I spent most of my adolescent years in South Pasadena, which is geographically south of Pasadena. Yes, sometimes I need to explicitly inform people of the location–probably due to the city’s small area of only 3.42 square miles and population of roughly 25,000, which is even fewer than Long Beach State’s student population. However, South Pasadena is not my focus today. Instead, I would like to introduce you to its neighboring city: Pasadena.
Pasadena is the ninth-largest city in Los Angeles County, and serves as one of the cultural centers of San Gabriel Valley. This city offers many entertainments for its surrounding cities; one of which includes the Vroman’s Bookstore. Claiming to be Southern California’s oldest and largest independent bookstore, Vroman’s Bookstore was founded in 1894 by Adam Clark Vroman. As I looked into the history of the bookstore, I learned that Mr. Vroman loved books and loved giving back to his community.

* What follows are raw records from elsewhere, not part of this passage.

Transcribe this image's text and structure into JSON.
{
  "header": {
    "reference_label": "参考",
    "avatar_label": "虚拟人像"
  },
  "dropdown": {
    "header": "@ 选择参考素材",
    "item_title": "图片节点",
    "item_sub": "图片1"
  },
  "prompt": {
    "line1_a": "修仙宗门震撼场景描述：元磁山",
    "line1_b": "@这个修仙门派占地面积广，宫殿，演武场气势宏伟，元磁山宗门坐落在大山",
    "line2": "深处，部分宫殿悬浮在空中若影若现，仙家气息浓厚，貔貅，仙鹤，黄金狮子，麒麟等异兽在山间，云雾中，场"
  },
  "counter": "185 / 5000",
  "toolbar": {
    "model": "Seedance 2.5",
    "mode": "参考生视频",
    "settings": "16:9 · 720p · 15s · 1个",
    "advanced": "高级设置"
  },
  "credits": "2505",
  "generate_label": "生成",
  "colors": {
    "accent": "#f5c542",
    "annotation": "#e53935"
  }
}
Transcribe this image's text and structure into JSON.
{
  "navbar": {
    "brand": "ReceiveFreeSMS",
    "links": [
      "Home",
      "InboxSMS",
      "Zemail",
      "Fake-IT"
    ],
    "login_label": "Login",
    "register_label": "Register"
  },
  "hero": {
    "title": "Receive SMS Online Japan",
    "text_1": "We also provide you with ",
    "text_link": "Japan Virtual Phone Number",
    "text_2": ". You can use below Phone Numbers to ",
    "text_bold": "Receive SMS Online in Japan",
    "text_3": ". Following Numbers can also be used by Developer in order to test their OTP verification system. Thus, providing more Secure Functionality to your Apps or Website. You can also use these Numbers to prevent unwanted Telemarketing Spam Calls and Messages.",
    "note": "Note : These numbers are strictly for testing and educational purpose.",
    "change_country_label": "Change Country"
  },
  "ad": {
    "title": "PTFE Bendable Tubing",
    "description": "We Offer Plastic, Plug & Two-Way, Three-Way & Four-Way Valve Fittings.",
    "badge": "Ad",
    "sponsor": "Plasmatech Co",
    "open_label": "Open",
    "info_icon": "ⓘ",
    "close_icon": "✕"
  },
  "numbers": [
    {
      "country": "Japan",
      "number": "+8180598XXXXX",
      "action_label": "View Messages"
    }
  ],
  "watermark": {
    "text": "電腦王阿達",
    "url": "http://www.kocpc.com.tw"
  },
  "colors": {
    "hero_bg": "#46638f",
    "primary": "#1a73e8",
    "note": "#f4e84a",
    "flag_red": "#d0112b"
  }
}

He apparently helped to rescue some of the old Franciscan missions from deca, helped establish the Southwest Museum (which is now part of the Autry Museum), and he was a great supporter of the Pasadena Public Library. On a side note, the Autry Museum of the American West is a museum dedicated to exploring an inclusive history of the American West and is located in Los Angeles.

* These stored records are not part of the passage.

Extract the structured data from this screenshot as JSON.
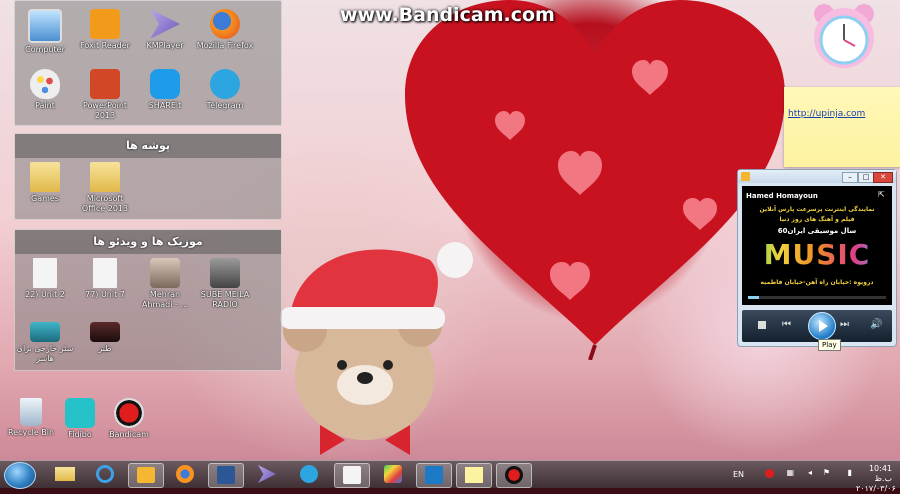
{
  "watermark": "www.Bandicam.com",
  "fences": {
    "apps": {
      "icons": [
        {
          "label": "Computer",
          "icon": "computer-icon"
        },
        {
          "label": "Foxit Reader",
          "icon": "pdf-icon"
        },
        {
          "label": "KMPlayer",
          "icon": "kmplayer-icon"
        },
        {
          "label": "Mozilla Firefox",
          "icon": "firefox-icon"
        },
        {
          "label": "Paint",
          "icon": "paint-icon"
        },
        {
          "label": "PowerPoint 2013",
          "icon": "powerpoint-icon"
        },
        {
          "label": "SHAREit",
          "icon": "shareit-icon"
        },
        {
          "label": "Telegram",
          "icon": "telegram-icon"
        }
      ]
    },
    "folders": {
      "title": "پوشه ها",
      "icons": [
        {
          "label": "Games",
          "icon": "folder-icon"
        },
        {
          "label": "Microsoft Office 2013",
          "icon": "folder-icon"
        }
      ]
    },
    "music": {
      "title": "موزیک ها و ویدئو ها",
      "icons": [
        {
          "label": "22) Unit 2",
          "icon": "mp3-icon"
        },
        {
          "label": "77) Unit 7",
          "icon": "mp3-icon"
        },
        {
          "label": "Mehran Ahmadi - ...",
          "icon": "audio-thumb-icon"
        },
        {
          "label": "SUBE MEILA RADIO",
          "icon": "audio-thumb-icon"
        },
        {
          "label": "سئر خارجی برای هاشر",
          "icon": "video-thumb-icon"
        },
        {
          "label": "طنز",
          "icon": "video-thumb-icon"
        }
      ]
    }
  },
  "desktop_icons": [
    {
      "label": "Recycle Bin",
      "icon": "recycle-bin-icon"
    },
    {
      "label": "Fidibo",
      "icon": "fidibo-icon"
    },
    {
      "label": "Bandicam",
      "icon": "bandicam-icon"
    }
  ],
  "note": {
    "text": "http://upinja.com"
  },
  "media_player": {
    "artist": "Hamed Homayoun",
    "line1": "نمایندگی اینترنت پرسرعت پارس آنلاین",
    "line2": "فیلم و آهنگ های روز دنیا",
    "line3": "60سال موسیقی ایران",
    "music_word": "MUSIC",
    "track": "درویوه :خیابان راه آهن-خیابان فاطمیه",
    "play_tooltip": "Play"
  },
  "tray": {
    "lang": "EN",
    "time": "10:41 ب.ظ",
    "date": "۲۰۱۷/۰۳/۰۶"
  }
}
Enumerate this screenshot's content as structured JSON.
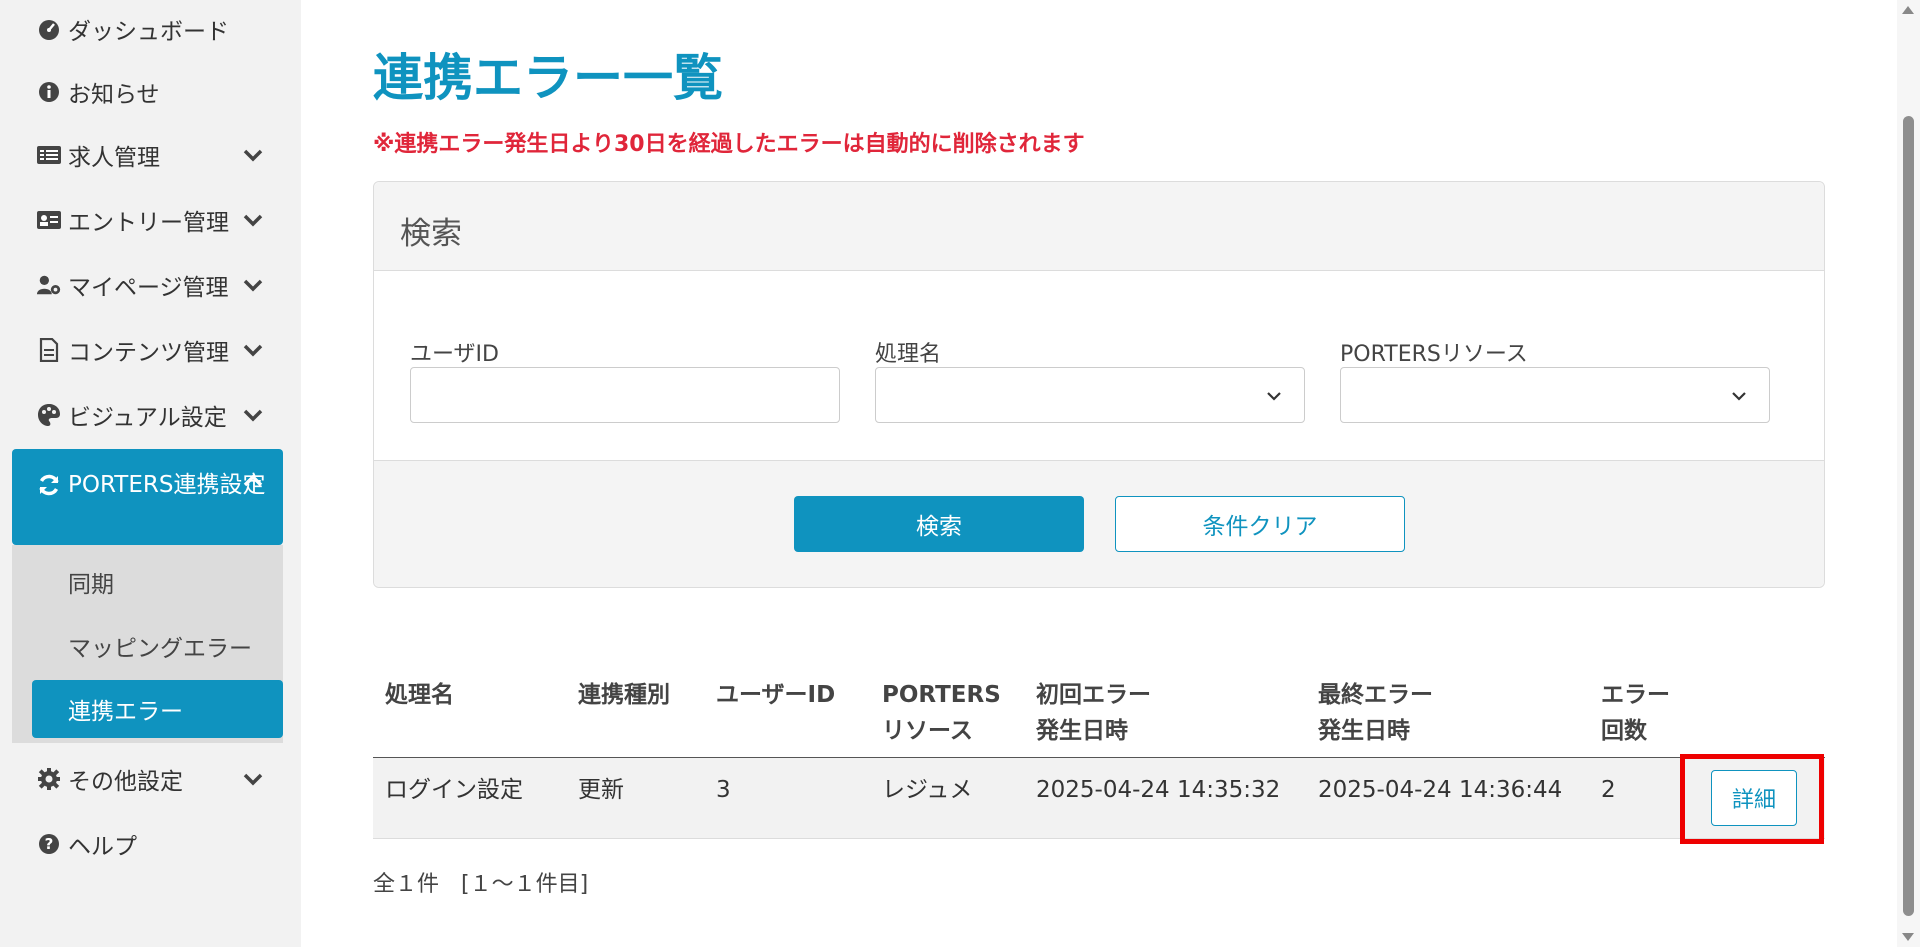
{
  "sidebar": {
    "items": [
      {
        "label": "ダッシュボード",
        "icon": "gauge-icon"
      },
      {
        "label": "お知らせ",
        "icon": "info-icon"
      },
      {
        "label": "求人管理",
        "icon": "list-icon"
      },
      {
        "label": "エントリー管理",
        "icon": "id-card-icon"
      },
      {
        "label": "マイページ管理",
        "icon": "user-gear-icon"
      },
      {
        "label": "コンテンツ管理",
        "icon": "document-icon"
      },
      {
        "label": "ビジュアル設定",
        "icon": "palette-icon"
      },
      {
        "label": "PORTERS連携設定",
        "icon": "sync-icon"
      },
      {
        "label": "その他設定",
        "icon": "gear-icon"
      },
      {
        "label": "ヘルプ",
        "icon": "question-icon"
      }
    ],
    "submenu": [
      "同期",
      "マッピングエラー",
      "連携エラー"
    ]
  },
  "page": {
    "title": "連携エラー一覧",
    "notice": "※連携エラー発生日より30日を経過したエラーは自動的に削除されます"
  },
  "search": {
    "header": "検索",
    "user_id_label": "ユーザID",
    "process_label": "処理名",
    "resource_label": "PORTERSリソース",
    "user_id_value": "",
    "search_button": "検索",
    "clear_button": "条件クリア"
  },
  "table": {
    "headers": {
      "process": "処理名",
      "type": "連携種別",
      "user_id": "ユーザーID",
      "resource_1": "PORTERS",
      "resource_2": "リソース",
      "first_1": "初回エラー",
      "first_2": "発生日時",
      "last_1": "最終エラー",
      "last_2": "発生日時",
      "count_1": "エラー",
      "count_2": "回数"
    },
    "rows": [
      {
        "process": "ログイン設定",
        "type": "更新",
        "user_id": "3",
        "resource": "レジュメ",
        "first": "2025-04-24 14:35:32",
        "last": "2025-04-24 14:36:44",
        "count": "2",
        "detail": "詳細"
      }
    ],
    "summary": "全１件　[１〜１件目]"
  },
  "colors": {
    "accent": "#0f93bf",
    "notice": "#e0263a",
    "highlight": "#ee0000"
  }
}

I especially admire the fact the bookstore has remained an independently owned family business, and that Mr. Vroman’s legacy of philanthropy continues into the present day. Through its website, one can find out the store has supported a variety of causes and institutions including food drives, holiday gift drives, HIV testing, bone marrow donor match drives, school book fairs, and the Vroman’s Gives Back program. This program donates a portion of customers’ purchases to local nonprofits, including public radio stations, art centers, family services, and program supporting literacy. To throw out some numbers, Vroman’s has donated over $665,998 on behalf of its customers.

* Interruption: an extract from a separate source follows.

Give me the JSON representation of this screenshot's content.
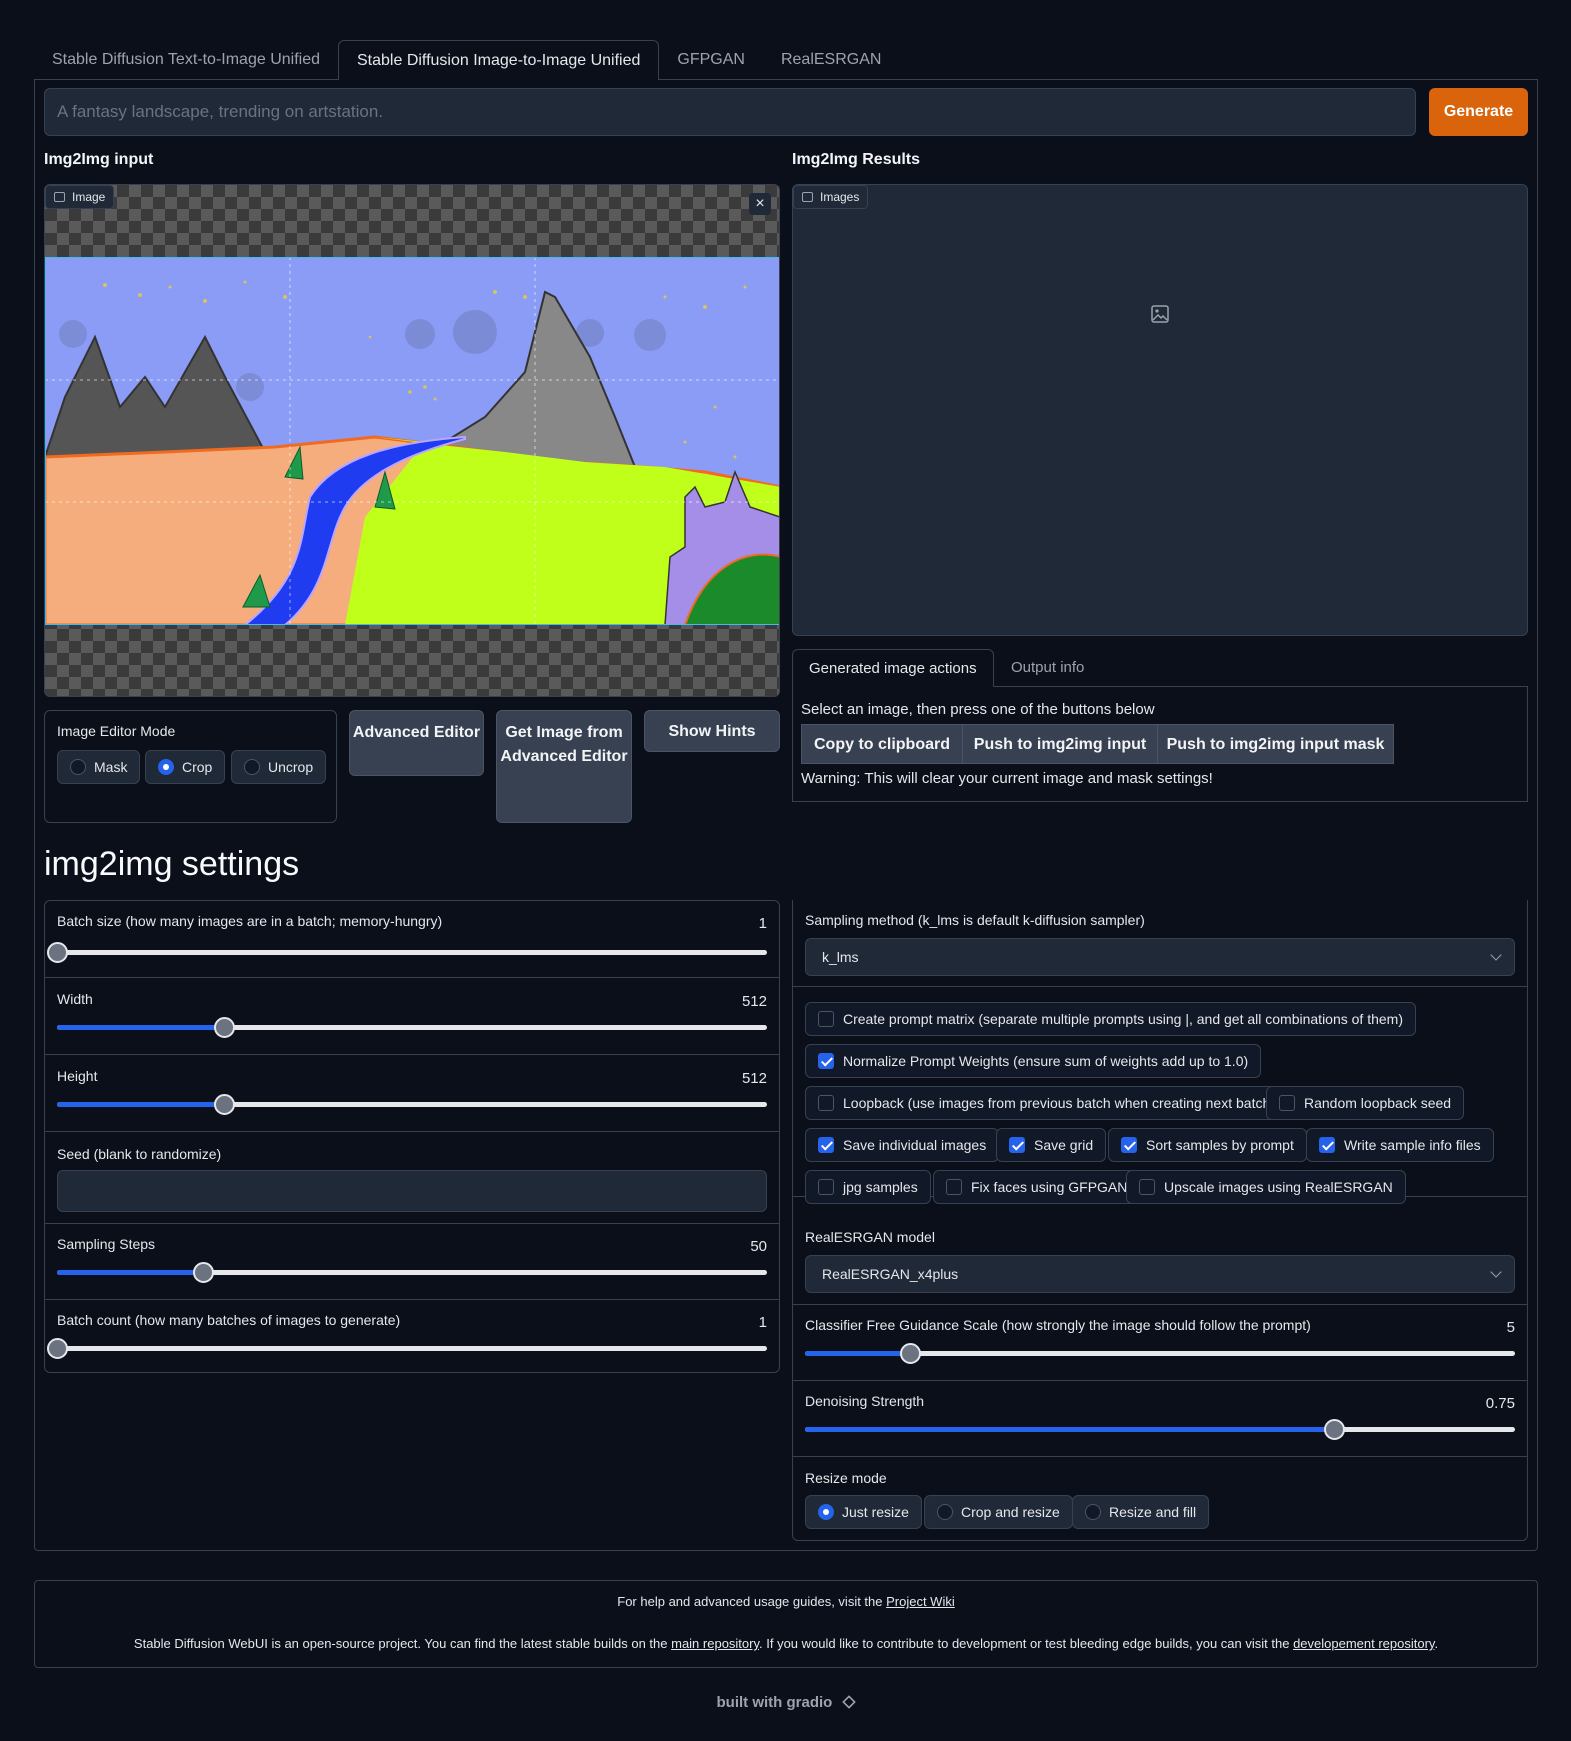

As I stepped into the bookstore, I was pleasantly surprised by wide range of gifts they offer, including various stationery, cards, fine writing instruments (what I ended up purchasing for my friend’s birthday), jewelry, handmade gifts, and fair trade merchandises (candles, purses, and scarves). I even saw a creatively designed L.A. mug (see attached picture). In this era, it is typical that consumers decide on what to buy depending on price. Yet, I consciously like to make buying decisions tracing it back to its origin and how it became the product in my hands. Therefore, I like seeing the variety of fair trade products offered there. It is not a coincidence that the bookstore has come to survive for 120 years and beyond. To conclude, I would like to ask what thought process you go through when purchasing a product (any product). Please feel free to leave your comments below!